═════ RECORD EXCERPTS ═════

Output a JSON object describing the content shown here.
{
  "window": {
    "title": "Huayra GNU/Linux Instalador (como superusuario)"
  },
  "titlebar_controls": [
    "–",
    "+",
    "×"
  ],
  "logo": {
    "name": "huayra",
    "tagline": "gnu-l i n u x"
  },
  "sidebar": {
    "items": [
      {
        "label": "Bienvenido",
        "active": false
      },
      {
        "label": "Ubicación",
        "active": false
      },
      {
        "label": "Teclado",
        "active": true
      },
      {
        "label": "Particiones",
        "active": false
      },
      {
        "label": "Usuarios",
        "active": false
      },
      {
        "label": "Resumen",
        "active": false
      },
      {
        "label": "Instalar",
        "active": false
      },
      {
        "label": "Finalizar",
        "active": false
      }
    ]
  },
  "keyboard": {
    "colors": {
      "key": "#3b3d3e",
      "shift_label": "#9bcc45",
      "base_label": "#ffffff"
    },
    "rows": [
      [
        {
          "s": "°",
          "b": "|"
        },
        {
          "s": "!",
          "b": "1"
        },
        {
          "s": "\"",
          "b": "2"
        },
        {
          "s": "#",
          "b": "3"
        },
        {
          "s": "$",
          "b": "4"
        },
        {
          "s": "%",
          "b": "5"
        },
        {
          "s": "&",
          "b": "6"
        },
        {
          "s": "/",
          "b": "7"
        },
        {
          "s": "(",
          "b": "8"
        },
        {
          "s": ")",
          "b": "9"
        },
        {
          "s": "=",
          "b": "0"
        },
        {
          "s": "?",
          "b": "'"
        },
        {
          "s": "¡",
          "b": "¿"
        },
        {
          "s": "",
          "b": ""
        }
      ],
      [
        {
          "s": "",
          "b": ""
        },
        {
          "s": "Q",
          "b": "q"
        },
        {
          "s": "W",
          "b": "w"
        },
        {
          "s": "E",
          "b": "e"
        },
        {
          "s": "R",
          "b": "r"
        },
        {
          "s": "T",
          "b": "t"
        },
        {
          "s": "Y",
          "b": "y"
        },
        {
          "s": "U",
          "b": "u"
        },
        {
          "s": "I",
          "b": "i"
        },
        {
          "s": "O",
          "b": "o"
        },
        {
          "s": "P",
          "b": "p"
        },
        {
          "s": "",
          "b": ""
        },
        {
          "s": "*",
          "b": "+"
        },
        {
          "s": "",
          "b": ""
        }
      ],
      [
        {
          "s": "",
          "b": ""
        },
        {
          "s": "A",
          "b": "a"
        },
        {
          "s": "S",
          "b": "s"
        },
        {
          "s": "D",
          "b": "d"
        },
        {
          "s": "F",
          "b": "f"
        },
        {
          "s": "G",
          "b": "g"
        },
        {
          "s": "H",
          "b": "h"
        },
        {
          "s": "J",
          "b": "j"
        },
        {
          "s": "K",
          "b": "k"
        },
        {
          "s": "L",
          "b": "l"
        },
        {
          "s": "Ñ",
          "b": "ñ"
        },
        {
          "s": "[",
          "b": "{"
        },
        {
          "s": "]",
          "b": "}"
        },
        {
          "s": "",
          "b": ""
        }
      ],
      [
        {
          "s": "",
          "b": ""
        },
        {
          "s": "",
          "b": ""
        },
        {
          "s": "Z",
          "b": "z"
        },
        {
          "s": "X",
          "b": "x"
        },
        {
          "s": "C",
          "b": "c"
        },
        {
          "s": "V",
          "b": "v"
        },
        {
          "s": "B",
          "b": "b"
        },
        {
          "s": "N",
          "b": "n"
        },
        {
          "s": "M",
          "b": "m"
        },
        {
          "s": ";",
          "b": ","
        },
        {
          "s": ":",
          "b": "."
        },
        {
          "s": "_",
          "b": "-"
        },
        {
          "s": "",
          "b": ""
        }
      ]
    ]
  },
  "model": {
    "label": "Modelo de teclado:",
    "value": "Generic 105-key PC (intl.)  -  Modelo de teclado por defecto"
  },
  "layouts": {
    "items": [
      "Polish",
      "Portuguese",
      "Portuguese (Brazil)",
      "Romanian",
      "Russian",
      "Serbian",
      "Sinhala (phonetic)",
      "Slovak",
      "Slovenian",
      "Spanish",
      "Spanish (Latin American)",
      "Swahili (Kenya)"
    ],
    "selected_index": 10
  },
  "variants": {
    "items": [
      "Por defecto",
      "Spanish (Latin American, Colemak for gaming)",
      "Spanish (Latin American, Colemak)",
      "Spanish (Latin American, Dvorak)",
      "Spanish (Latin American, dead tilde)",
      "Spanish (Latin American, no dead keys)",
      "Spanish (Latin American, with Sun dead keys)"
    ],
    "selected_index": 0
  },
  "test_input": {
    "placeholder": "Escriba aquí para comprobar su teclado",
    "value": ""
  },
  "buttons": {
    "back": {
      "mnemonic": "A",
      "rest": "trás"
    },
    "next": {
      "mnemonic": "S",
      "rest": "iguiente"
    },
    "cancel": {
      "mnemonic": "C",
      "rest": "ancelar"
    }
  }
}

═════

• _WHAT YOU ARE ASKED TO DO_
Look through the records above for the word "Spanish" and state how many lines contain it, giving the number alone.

• _ANSWER BOX_
8